I hate to admit it, but the older I get the more I see my father when I look in the mirror. I’m 65, he passed away at 64. I can remember the way he yawned. I yawn like that. I remember the way he carried a handkerchief and would blow his nose with one hand because he was always busy with the other. I find myself doing that also. I hear my dad laugh when I laugh. He had a weird sense of humor. Some say I have one too! My friend and my dad’s cousin, Mary Ellen, told me the last time I saw her that I remind her of my dad. She lived next door to Dad as they grew up on 47th and Seward and new him all her life. She said that she’d know just by looking at me that I was Chuck’s kid. The family resemblance was undeniable. Even though he wasn’t perfect I still liked being told I am like my father in some ways.

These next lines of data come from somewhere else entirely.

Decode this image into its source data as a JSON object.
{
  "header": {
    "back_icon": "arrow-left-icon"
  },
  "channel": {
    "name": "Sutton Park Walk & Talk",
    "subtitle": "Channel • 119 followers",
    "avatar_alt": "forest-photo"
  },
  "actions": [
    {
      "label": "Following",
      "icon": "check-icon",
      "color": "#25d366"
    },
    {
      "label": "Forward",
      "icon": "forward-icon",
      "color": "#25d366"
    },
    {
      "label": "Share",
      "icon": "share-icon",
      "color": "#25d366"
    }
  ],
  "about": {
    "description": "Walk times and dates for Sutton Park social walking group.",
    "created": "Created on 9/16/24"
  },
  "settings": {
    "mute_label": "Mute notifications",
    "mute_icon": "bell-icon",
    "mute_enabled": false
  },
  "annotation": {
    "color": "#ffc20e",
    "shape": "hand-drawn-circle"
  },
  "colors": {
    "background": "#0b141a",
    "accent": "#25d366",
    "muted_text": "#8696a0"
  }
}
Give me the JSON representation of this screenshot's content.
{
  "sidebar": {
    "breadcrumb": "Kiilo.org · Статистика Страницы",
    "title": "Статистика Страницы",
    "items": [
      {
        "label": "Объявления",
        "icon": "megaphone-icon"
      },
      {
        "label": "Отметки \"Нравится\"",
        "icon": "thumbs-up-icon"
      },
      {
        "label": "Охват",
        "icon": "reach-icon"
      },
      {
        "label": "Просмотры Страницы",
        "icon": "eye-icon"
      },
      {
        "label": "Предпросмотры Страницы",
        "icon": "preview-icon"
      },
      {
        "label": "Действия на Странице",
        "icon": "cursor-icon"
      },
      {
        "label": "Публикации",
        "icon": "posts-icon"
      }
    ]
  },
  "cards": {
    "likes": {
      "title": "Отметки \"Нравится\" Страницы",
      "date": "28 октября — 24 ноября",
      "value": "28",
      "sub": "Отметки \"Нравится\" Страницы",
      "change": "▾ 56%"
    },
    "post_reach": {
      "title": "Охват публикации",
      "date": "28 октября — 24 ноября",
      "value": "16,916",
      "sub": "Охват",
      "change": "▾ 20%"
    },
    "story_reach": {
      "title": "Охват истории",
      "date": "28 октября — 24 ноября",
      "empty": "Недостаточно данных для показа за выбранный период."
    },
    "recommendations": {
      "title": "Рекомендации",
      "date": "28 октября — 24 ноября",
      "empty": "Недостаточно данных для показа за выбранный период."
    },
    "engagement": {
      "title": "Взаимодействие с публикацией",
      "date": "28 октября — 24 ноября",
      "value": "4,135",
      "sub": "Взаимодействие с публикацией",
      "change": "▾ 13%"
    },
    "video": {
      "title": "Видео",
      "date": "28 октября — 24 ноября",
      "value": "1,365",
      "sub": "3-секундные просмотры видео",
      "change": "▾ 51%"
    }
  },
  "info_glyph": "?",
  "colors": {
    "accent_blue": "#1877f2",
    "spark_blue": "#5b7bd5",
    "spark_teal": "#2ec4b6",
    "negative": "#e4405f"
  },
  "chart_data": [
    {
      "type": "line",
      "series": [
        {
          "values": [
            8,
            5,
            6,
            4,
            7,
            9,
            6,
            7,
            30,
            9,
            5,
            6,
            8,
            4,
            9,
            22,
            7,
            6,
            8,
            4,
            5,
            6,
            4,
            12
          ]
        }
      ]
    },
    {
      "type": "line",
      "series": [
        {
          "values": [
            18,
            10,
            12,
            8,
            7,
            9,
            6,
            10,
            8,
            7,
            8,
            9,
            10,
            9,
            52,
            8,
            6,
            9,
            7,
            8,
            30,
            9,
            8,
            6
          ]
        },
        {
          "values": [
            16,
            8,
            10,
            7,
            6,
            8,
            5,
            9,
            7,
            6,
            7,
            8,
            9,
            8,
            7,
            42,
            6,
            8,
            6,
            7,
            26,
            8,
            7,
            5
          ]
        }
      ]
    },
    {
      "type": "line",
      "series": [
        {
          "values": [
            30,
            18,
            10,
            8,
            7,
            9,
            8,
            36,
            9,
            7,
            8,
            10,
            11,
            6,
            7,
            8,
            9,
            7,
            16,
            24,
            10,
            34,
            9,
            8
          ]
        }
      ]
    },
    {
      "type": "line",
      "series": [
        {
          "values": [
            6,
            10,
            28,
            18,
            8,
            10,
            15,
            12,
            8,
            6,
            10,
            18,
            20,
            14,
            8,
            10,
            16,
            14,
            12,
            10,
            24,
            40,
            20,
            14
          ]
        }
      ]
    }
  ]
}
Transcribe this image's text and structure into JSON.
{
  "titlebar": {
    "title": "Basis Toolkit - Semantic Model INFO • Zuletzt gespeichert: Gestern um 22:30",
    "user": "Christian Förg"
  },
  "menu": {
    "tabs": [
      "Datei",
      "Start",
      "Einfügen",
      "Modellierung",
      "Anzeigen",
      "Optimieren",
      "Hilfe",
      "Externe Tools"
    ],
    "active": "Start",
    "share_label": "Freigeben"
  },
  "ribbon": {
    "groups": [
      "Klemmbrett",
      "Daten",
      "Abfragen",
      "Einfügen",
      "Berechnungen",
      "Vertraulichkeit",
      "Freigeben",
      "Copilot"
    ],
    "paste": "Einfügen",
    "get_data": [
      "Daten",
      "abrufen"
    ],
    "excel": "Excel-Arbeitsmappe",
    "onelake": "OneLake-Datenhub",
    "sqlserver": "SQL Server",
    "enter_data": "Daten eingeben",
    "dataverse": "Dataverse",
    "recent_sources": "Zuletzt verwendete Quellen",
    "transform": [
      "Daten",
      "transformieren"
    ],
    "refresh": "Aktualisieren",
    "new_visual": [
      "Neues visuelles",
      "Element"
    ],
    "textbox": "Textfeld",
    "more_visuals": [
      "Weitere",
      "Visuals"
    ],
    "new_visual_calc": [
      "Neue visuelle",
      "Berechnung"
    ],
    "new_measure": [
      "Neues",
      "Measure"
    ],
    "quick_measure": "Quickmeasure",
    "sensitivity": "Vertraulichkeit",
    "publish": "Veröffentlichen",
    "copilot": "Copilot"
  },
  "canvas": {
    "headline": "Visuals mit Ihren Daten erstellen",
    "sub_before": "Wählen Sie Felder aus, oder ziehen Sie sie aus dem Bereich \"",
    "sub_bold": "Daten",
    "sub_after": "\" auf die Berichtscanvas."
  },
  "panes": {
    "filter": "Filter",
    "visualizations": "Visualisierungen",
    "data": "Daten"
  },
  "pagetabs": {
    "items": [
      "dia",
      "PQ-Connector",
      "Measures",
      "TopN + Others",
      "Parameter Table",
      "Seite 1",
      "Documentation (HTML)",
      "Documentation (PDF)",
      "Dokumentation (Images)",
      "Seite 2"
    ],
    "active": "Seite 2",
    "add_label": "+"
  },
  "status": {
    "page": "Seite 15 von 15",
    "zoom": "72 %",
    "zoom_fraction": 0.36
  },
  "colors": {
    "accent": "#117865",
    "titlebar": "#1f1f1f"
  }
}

As sons and daughters of our heavenly father it’s not the physical appearance that identifies us as God’s offspring. It’s the way we live. The greatest characteristic that identifies us as children of God is that, like God, our relationships with others are characterized by mercy and grace. In Luke 6:35, Jesus tells us to “love our enemies.” You might remember that “love” in the Bible is often referring to “actions” rather than feelings. It is used that way in this passage. It’s how we treat others who have hurt us, offended us, or otherwise deserve some sort of retaliation. When we are gracious we identify with God’s character. We do what God does. We treat others as God treats us. We are “like God” in a moral, family sense. That’s how we distinguish ourselves as God’s children. In the preceding passage of Luke Jesus said, “If you love those who love you, what benefit is that to you? For even sinners love those who love them. And if you do good to those who do good to you, what benefit is that to you? For even sinners do the same. And if you lend to those from whom you expect to receive, what credit is that to you? Even sinners lend to sinners, to get back the same amount.”

Grace and Mercy in our relationships with others is what marks us as children of God. Even the sinners of the world give back what they get in life, but only God’s children give good when the get something bad! Mercy and grace go together. Mercy is when you do not get the judgment that you deserve, and grace takes it a step further in that instead of getting retaliation, we do something good for another. In the passage following “love your enemies” Jesus says, “… and do good, and lend, expecting nothing in return, and your reward will be great, and you will be sons of the Most High, for he is kind to the ungrateful and the evil. Be merciful, even as your Father is merciful” (Luke 6:35-36).

For all the previous devotions go to www.chucklarsen.com